**Prompt:**
Print the data exactly as it is given, please.

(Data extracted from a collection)
*-*-*

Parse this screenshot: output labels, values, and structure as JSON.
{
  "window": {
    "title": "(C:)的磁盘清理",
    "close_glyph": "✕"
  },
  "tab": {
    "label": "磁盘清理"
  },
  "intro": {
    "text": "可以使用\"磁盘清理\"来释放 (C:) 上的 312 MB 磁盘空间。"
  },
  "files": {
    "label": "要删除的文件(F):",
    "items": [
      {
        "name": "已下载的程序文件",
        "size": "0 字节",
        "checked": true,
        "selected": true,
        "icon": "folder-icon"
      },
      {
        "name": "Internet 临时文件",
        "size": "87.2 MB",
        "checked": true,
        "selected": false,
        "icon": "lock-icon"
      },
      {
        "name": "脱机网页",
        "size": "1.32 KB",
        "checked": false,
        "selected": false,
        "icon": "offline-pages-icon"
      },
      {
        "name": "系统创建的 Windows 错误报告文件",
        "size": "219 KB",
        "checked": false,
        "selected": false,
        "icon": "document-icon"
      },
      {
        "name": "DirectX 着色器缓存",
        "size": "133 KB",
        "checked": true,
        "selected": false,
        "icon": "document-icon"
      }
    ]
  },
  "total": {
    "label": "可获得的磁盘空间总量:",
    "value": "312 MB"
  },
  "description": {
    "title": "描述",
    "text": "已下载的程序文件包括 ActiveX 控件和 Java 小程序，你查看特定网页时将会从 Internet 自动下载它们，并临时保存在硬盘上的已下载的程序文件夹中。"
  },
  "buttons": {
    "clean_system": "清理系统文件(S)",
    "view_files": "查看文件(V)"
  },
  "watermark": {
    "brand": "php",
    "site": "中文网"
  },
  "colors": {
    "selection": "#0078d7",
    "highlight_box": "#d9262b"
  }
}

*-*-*

**Your solution:**
Parse this screenshot: output labels, values, and structure as JSON.
{
  "window": {
    "title": "(C:)的磁盘清理",
    "close_glyph": "✕"
  },
  "tab": {
    "label": "磁盘清理"
  },
  "intro": {
    "text": "可以使用\"磁盘清理\"来释放 (C:) 上的 312 MB 磁盘空间。"
  },
  "files": {
    "label": "要删除的文件(F):",
    "items": [
      {
        "name": "已下载的程序文件",
        "size": "0 字节",
        "checked": true,
        "selected": true,
        "icon": "folder-icon"
      },
      {
        "name": "Internet 临时文件",
        "size": "87.2 MB",
        "checked": true,
        "selected": false,
        "icon": "lock-icon"
      },
      {
        "name": "脱机网页",
        "size": "1.32 KB",
        "checked": false,
        "selected": false,
        "icon": "offline-pages-icon"
      },
      {
        "name": "系统创建的 Windows 错误报告文件",
        "size": "219 KB",
        "checked": false,
        "selected": false,
        "icon": "document-icon"
      },
      {
        "name": "DirectX 着色器缓存",
        "size": "133 KB",
        "checked": true,
        "selected": false,
        "icon": "document-icon"
      }
    ]
  },
  "total": {
    "label": "可获得的磁盘空间总量:",
    "value": "312 MB"
  },
  "description": {
    "title": "描述",
    "text": "已下载的程序文件包括 ActiveX 控件和 Java 小程序，你查看特定网页时将会从 Internet 自动下载它们，并临时保存在硬盘上的已下载的程序文件夹中。"
  },
  "buttons": {
    "clean_system": "清理系统文件(S)",
    "view_files": "查看文件(V)"
  },
  "watermark": {
    "brand": "php",
    "site": "中文网"
  },
  "colors": {
    "selection": "#0078d7",
    "highlight_box": "#d9262b"
  }
}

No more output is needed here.